Follow Us On:

Ibolja Cernak advocates for change in the military medical system

Professor, University of Alberta, Edmonton

Jul 4, 2016

by Alberta Venture Staff

50_Cernak_Ibolja_Story
Ibolja Cernak

Blast exposure can cause brain injuries with long-term effects for soldiers and veterans. Dr. Ibolja Cernak has dedicated the last 30 years of her life to researching these injuries and helping veterans whose lives have been altered by them. “[Blast injuries] are unique because the damage caused by blast exposure impacts brain structures in a way that is not identical to sports concussions and other impact types of injuries,” Cernak says. She says when soldiers and veterans have difficulty functioning, their symptoms are often treated solely as mental health disabilities. While many veterans struggle with PTSD, they may also be experiencing symptoms as a result of blast impact. Historically, these injuries are under researched and, thus, not diagnosed. Cernak’s research could be the key to helping many veterans experience improved rehabilitation.

“Perhaps we can gather our resources and develop something better than what today’s soldiers have. ”–Ibolja Cernak, professor, University of Alberta, Edmonton

Cernak is the chair of the Canadian Military and Veterans’ Clinical Rehabilitation at the University of Alberta. She has an MD, a master’s in biomedical engineering, and a PhD in neuroscience and pathophysiology – and these are just some of her degrees. Before joining the university, Cernak was a medical director and professor at Johns Hopkins University in Baltimore. Despite her credentials, Cernak’s research hasn’t always been met with open arms. She recalls speaking on the effects of blast exposure at an international conference early in her career. “One doctor stood up in the middle of my presentation and said, ‘You know what, girl? Just stop. It’s nonsense.’” Cernak says advocating for change in the military medical system, even if it means improved care for soldiers and veterans, can be met with resistance. But the backlash hasn’t stopped her.
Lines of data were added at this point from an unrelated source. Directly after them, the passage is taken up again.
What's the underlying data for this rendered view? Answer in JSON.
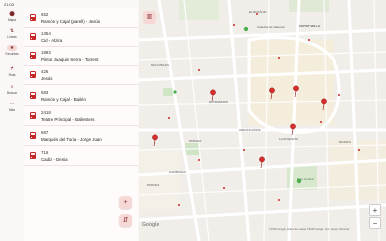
{
  "status": {
    "time": "21:03"
  },
  "rail": {
    "items": [
      {
        "label": "Mapa",
        "icon": "map-pin-icon"
      },
      {
        "label": "Líneas",
        "icon": "swap-icon"
      },
      {
        "label": "Favoritas",
        "icon": "star-icon"
      },
      {
        "label": "Ruta",
        "icon": "route-icon"
      },
      {
        "label": "Buscar",
        "icon": "search-icon"
      },
      {
        "label": "Más",
        "icon": "more-icon"
      }
    ]
  },
  "stops": [
    {
      "code": "652",
      "name": "Ramón y Cajal (parell) - Jesús"
    },
    {
      "code": "1354",
      "name": "Cid - Alzira"
    },
    {
      "code": "1883",
      "name": "Pintor Juaquin Serra - Torrent"
    },
    {
      "code": "426",
      "name": "Jesús"
    },
    {
      "code": "583",
      "name": "Ramón y Cajal - Bailén"
    },
    {
      "code": "2418",
      "name": "Teatre Principal - Ballesters"
    },
    {
      "code": "687",
      "name": "Marqués del Turia - Jorge Juan"
    },
    {
      "code": "716",
      "name": "Cadiz - Denia"
    }
  ],
  "map": {
    "labels": [
      "Catedral de Valencia",
      "CIUTAT VELLA",
      "NOU MOLES",
      "EL BOTÀNIC",
      "EXTRAMURS",
      "LA ROQUETA",
      "PATRAIX",
      "Parc Central",
      "RUZAFA",
      "PATRAIX",
      "ARRANCAPINS",
      "GAMBANAS"
    ],
    "google": "Google",
    "attribution": "©2025 Google, Datos de mapas ©2025 Google, Inst. Geogr. Nacional",
    "zoom_in": "+",
    "zoom_out": "−"
  },
  "colors": {
    "accent": "#c62828",
    "fab_bg": "#f6d9d6"
  }
}
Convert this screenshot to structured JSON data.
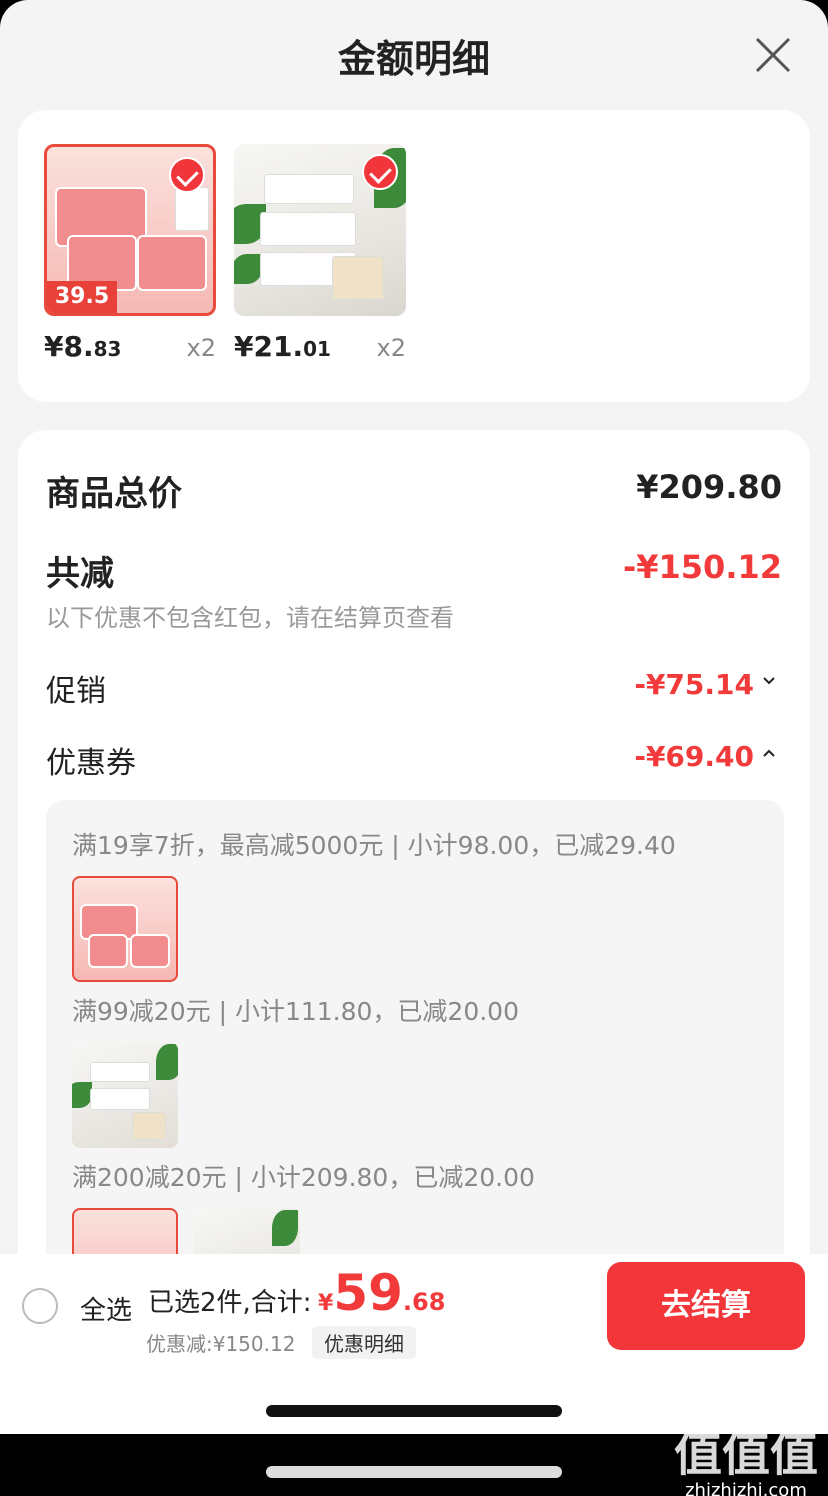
{
  "header": {
    "title": "金额明细"
  },
  "products": [
    {
      "price_int": "¥8.",
      "price_dec": "83",
      "qty": "x2",
      "badge": "39.5"
    },
    {
      "price_int": "¥21.",
      "price_dec": "01",
      "qty": "x2"
    }
  ],
  "summary": {
    "total_label": "商品总价",
    "total_value": "¥209.80",
    "reduce_label": "共减",
    "reduce_value": "-¥150.12",
    "reduce_note": "以下优惠不包含红包，请在结算页查看",
    "promo_label": "促销",
    "promo_value": "-¥75.14",
    "coupon_label": "优惠券",
    "coupon_value": "-¥69.40"
  },
  "coupons": [
    {
      "text": "满19享7折，最高减5000元 | 小计98.00，已减29.40"
    },
    {
      "text": "满99减20元 | 小计111.80，已减20.00"
    },
    {
      "text": "满200减20元 | 小计209.80，已减20.00"
    }
  ],
  "bottom": {
    "select_all": "全选",
    "selected_text": "已选2件,合计:",
    "currency": "¥",
    "total_int": "59",
    "total_dec": ".68",
    "saved_text": "优惠减:¥150.12",
    "detail_btn": "优惠明细",
    "checkout": "去结算"
  },
  "watermark": {
    "big": "值值值",
    "small": "zhizhizhi.com"
  }
}
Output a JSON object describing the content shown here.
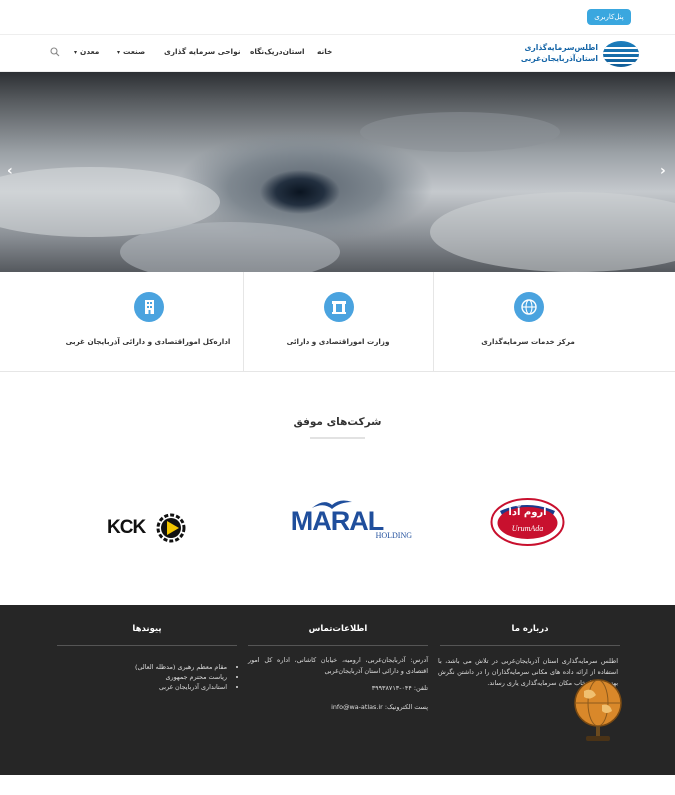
{
  "topbar": {
    "panel_label": "پنل‌کاربری"
  },
  "logo": {
    "line1": "اطلس‌سرمایه‌گذاری",
    "line2": "استان‌آذربایجان‌غربی"
  },
  "nav": {
    "items": [
      {
        "label": "خانه"
      },
      {
        "label": "استان‌در‌یک‌نگاه"
      },
      {
        "label": "نواحی سرمایه گذاری"
      },
      {
        "label": "صنعت"
      },
      {
        "label": "معدن"
      }
    ],
    "search_icon": "search-icon"
  },
  "hero": {
    "prev_icon": "chevron-left-icon",
    "next_icon": "chevron-right-icon"
  },
  "features": [
    {
      "label": "مرکز خدمات سرمایه‌گذاری",
      "icon": "globe-icon"
    },
    {
      "label": "وزارت اموراقتصادی و دارائی",
      "icon": "building-gate-icon"
    },
    {
      "label": "اداره‌کل اموراقتصادی و دارائی آذربایجان غربی",
      "icon": "office-building-icon"
    }
  ],
  "partners": {
    "title": "شرکت‌های موفق",
    "logos": [
      {
        "name": "urumada-logo",
        "text_fa": "اروم آدا",
        "text_en": "UrumAda"
      },
      {
        "name": "maral-logo",
        "text": "MARAL",
        "sub": "HOLDING"
      },
      {
        "name": "kck-logo",
        "text": "KCK"
      }
    ]
  },
  "footer": {
    "about": {
      "title": "درباره ما",
      "text": "اطلس سرمایه‌گذاری استان آذربایجان‌غربی در تلاش می باشد، با استفاده از ارائه داده های مکانی سرمایه‌گذاران را در داشتن نگرش بهتر برای انتخاب مکان سرمایه‌گذاری یاری رساند."
    },
    "contact": {
      "title": "اطلاعات‌تماس",
      "address": "آدرس: آذربایجان‌غربی، ارومیه، خیابان کاشانی، اداره کل امور اقتصادی و دارائی استان آذربایجان‌غربی",
      "phone": "تلفن: ۰۴۴-۳۹۹۳۸۷۱۳",
      "email": "پست الکترونیک: info@wa-atlas.ir"
    },
    "links": {
      "title": "پیوندها",
      "items": [
        "مقام معظم رهبری (مدظله العالی)",
        "ریاست محترم جمهوری",
        "استانداری آذربایجان غربی"
      ]
    }
  },
  "colors": {
    "accent": "#3aa7df",
    "icon_bg": "#4aa3df",
    "footer_bg": "#262626",
    "logo_blue": "#1565a7"
  }
}
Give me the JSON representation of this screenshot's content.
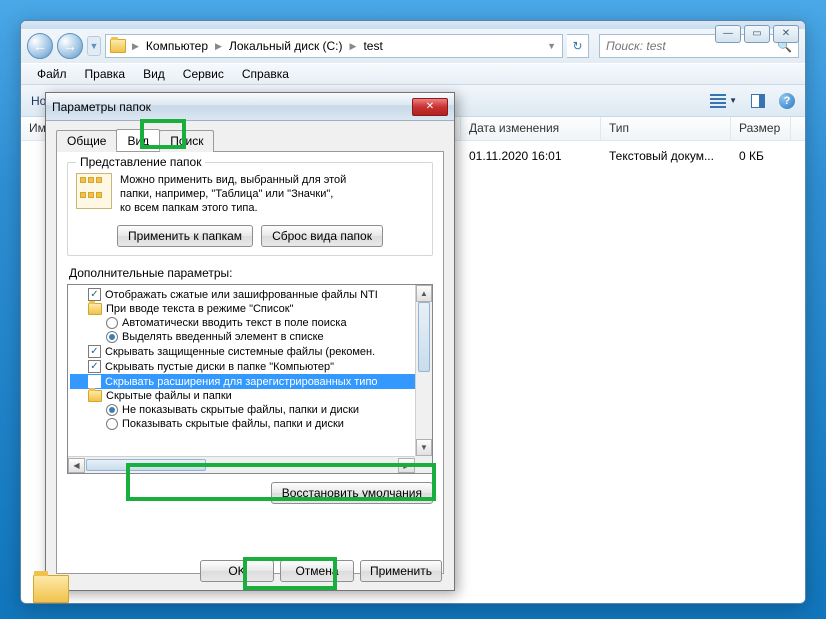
{
  "explorer": {
    "win_min": "—",
    "win_max": "▭",
    "win_close": "✕",
    "nav_back": "←",
    "nav_fwd": "→",
    "breadcrumb": [
      "Компьютер",
      "Локальный диск (C:)",
      "test"
    ],
    "refresh": "↻",
    "search_placeholder": "Поиск: test",
    "menu": {
      "file": "Файл",
      "edit": "Правка",
      "view": "Вид",
      "tools": "Сервис",
      "help": "Справка"
    },
    "toolbar_newfolder": "Новая папка",
    "columns": {
      "name": "Имя",
      "date": "Дата изменения",
      "type": "Тип",
      "size": "Размер"
    },
    "row": {
      "date": "01.11.2020 16:01",
      "type": "Текстовый докум...",
      "size": "0 КБ"
    }
  },
  "dialog": {
    "title": "Параметры папок",
    "tabs": {
      "general": "Общие",
      "view": "Вид",
      "search": "Поиск"
    },
    "group": {
      "legend": "Представление папок",
      "text1": "Можно применить вид, выбранный для этой",
      "text2": "папки, например, \"Таблица\" или \"Значки\",",
      "text3": "ко всем папкам этого типа.",
      "apply_btn": "Применить к папкам",
      "reset_btn": "Сброс вида папок"
    },
    "params_label": "Дополнительные параметры:",
    "tree": {
      "r1": "Отображать сжатые или зашифрованные файлы NTI",
      "r2": "При вводе текста в режиме \"Список\"",
      "r3": "Автоматически вводить текст в поле поиска",
      "r4": "Выделять введенный элемент в списке",
      "r5": "Скрывать защищенные системные файлы (рекомен.",
      "r6": "Скрывать пустые диски в папке \"Компьютер\"",
      "r7": "Скрывать расширения для зарегистрированных типо",
      "r8": "Скрытые файлы и папки",
      "r9": "Не показывать скрытые файлы, папки и диски",
      "r10": "Показывать скрытые файлы, папки и диски"
    },
    "restore": "Восстановить умолчания",
    "ok": "OK",
    "cancel": "Отмена",
    "apply": "Применить"
  }
}
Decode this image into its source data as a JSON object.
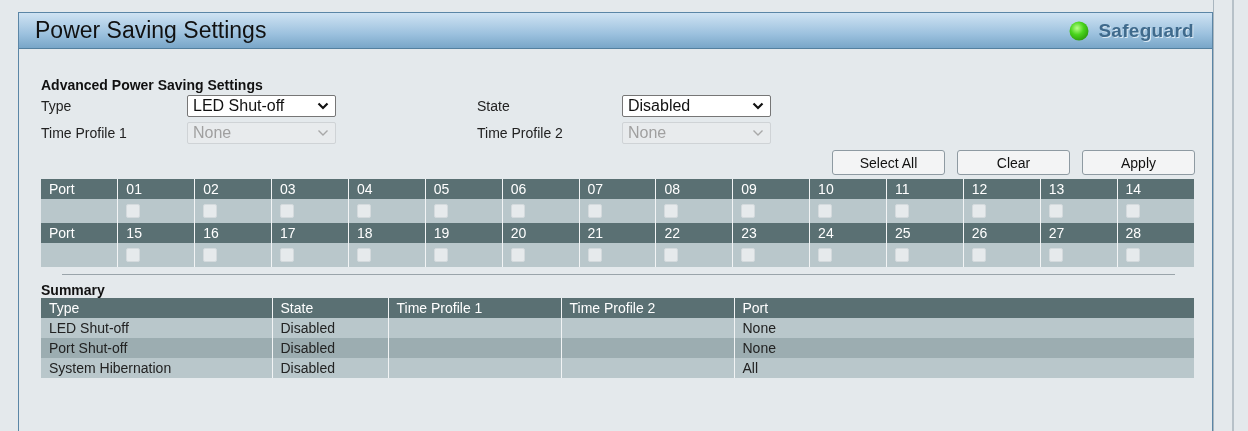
{
  "header": {
    "title": "Power Saving Settings",
    "status_label": "Safeguard"
  },
  "settings": {
    "title": "Advanced Power Saving Settings",
    "fields": [
      {
        "label": "Type",
        "value": "LED Shut-off",
        "disabled": false
      },
      {
        "label": "State",
        "value": "Disabled",
        "disabled": false
      },
      {
        "label": "Time Profile 1",
        "value": "None",
        "disabled": true
      },
      {
        "label": "Time Profile 2",
        "value": "None",
        "disabled": true
      }
    ]
  },
  "buttons": [
    "Select All",
    "Clear",
    "Apply"
  ],
  "port_groups": [
    {
      "header": "Port",
      "ports": [
        {
          "label": "01",
          "checked": false
        },
        {
          "label": "02",
          "checked": false
        },
        {
          "label": "03",
          "checked": false
        },
        {
          "label": "04",
          "checked": false
        },
        {
          "label": "05",
          "checked": false
        },
        {
          "label": "06",
          "checked": false
        },
        {
          "label": "07",
          "checked": false
        },
        {
          "label": "08",
          "checked": false
        },
        {
          "label": "09",
          "checked": false
        },
        {
          "label": "10",
          "checked": false
        },
        {
          "label": "11",
          "checked": false
        },
        {
          "label": "12",
          "checked": false
        },
        {
          "label": "13",
          "checked": false
        },
        {
          "label": "14",
          "checked": false
        }
      ]
    },
    {
      "header": "Port",
      "ports": [
        {
          "label": "15",
          "checked": false
        },
        {
          "label": "16",
          "checked": false
        },
        {
          "label": "17",
          "checked": false
        },
        {
          "label": "18",
          "checked": false
        },
        {
          "label": "19",
          "checked": false
        },
        {
          "label": "20",
          "checked": false
        },
        {
          "label": "21",
          "checked": false
        },
        {
          "label": "22",
          "checked": false
        },
        {
          "label": "23",
          "checked": false
        },
        {
          "label": "24",
          "checked": false
        },
        {
          "label": "25",
          "checked": false
        },
        {
          "label": "26",
          "checked": false
        },
        {
          "label": "27",
          "checked": false
        },
        {
          "label": "28",
          "checked": false
        }
      ]
    }
  ],
  "summary": {
    "title": "Summary",
    "columns": [
      "Type",
      "State",
      "Time Profile 1",
      "Time Profile 2",
      "Port"
    ],
    "rows": [
      {
        "type": "LED Shut-off",
        "state": "Disabled",
        "port": "None"
      },
      {
        "type": "Port Shut-off",
        "state": "Disabled",
        "port": "None"
      },
      {
        "type": "System Hibernation",
        "state": "Disabled",
        "port": "All"
      }
    ]
  }
}
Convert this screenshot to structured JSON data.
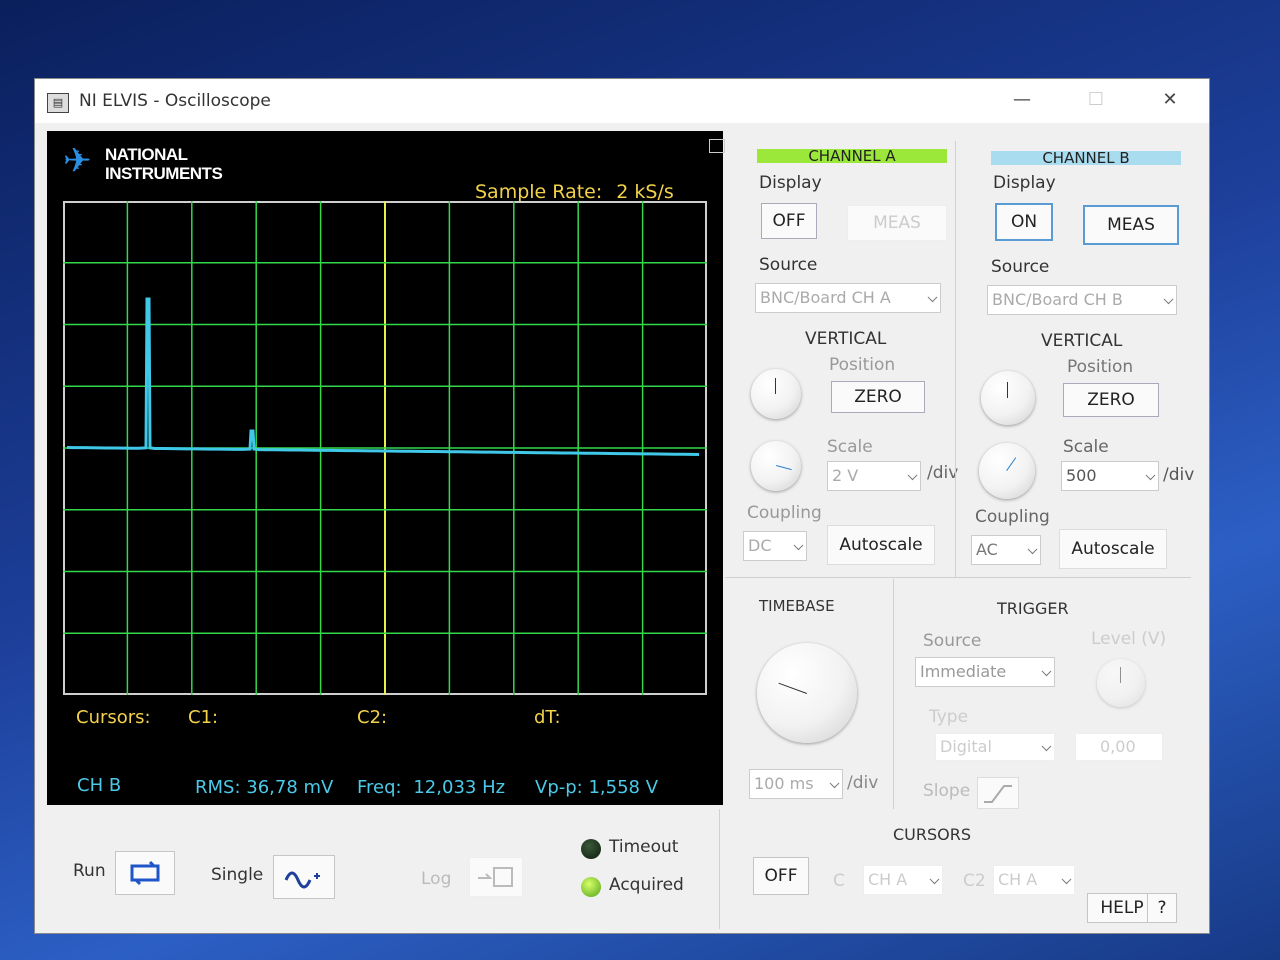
{
  "window": {
    "title": "NI ELVIS - Oscilloscope",
    "minimize": "—",
    "maximize": "☐",
    "close": "✕",
    "icon": "app-icon"
  },
  "scope": {
    "logo_line1": "NATIONAL",
    "logo_line2": "INSTRUMENTS",
    "sample_rate_label": "Sample Rate:",
    "sample_rate_value": "2 kS/s",
    "cursors_label": "Cursors:",
    "c1_label": "C1:",
    "c2_label": "C2:",
    "dt_label": "dT:",
    "channel_label": "CH B",
    "rms_label": "RMS:",
    "rms_value": "36,78 mV",
    "freq_label": "Freq:",
    "freq_value": "12,033 Hz",
    "vpp_label": "Vp-p:",
    "vpp_value": "1,558 V",
    "trace_color": "#3fc8e8",
    "grid_color": "#33d94a",
    "center_line_color": "#e8f04a"
  },
  "channel_a": {
    "header": "CHANNEL A",
    "display_label": "Display",
    "off_btn": "OFF",
    "meas_btn": "MEAS",
    "source_label": "Source",
    "source_value": "BNC/Board CH A",
    "vertical_label": "VERTICAL",
    "position_label": "Position",
    "zero_btn": "ZERO",
    "scale_label": "Scale",
    "scale_value": "2 V",
    "per_div": "/div",
    "coupling_label": "Coupling",
    "coupling_value": "DC",
    "autoscale_btn": "Autoscale",
    "header_color": "#9be83a"
  },
  "channel_b": {
    "header": "CHANNEL B",
    "display_label": "Display",
    "on_btn": "ON",
    "meas_btn": "MEAS",
    "source_label": "Source",
    "source_value": "BNC/Board CH B",
    "vertical_label": "VERTICAL",
    "position_label": "Position",
    "zero_btn": "ZERO",
    "scale_label": "Scale",
    "scale_value": "500",
    "per_div": "/div",
    "coupling_label": "Coupling",
    "coupling_value": "AC",
    "autoscale_btn": "Autoscale",
    "header_color": "#a9dcef"
  },
  "timebase": {
    "label": "TIMEBASE",
    "value": "100 ms",
    "per_div": "/div"
  },
  "trigger": {
    "label": "TRIGGER",
    "source_label": "Source",
    "source_value": "Immediate",
    "level_label": "Level (V)",
    "level_value": "0,00",
    "type_label": "Type",
    "type_value": "Digital",
    "slope_label": "Slope"
  },
  "cursors": {
    "label": "CURSORS",
    "off_btn": "OFF",
    "c_label": "C",
    "c_value": "CH A",
    "c2_label": "C2",
    "c2_value": "CH A"
  },
  "bottom": {
    "run_label": "Run",
    "single_label": "Single",
    "log_label": "Log",
    "timeout_label": "Timeout",
    "acquired_label": "Acquired",
    "help_btn": "HELP",
    "question_btn": "?"
  }
}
Cernak hopes her research will improve care. “Perhaps we can gather our resources and develop something better than what today’s soldiers have – better diagnostics, better treatment and better rehabilitation,” she says. For now, she continues to meet with those she’s helping and to pursue her goal of better care for veterans.

Comments are closed.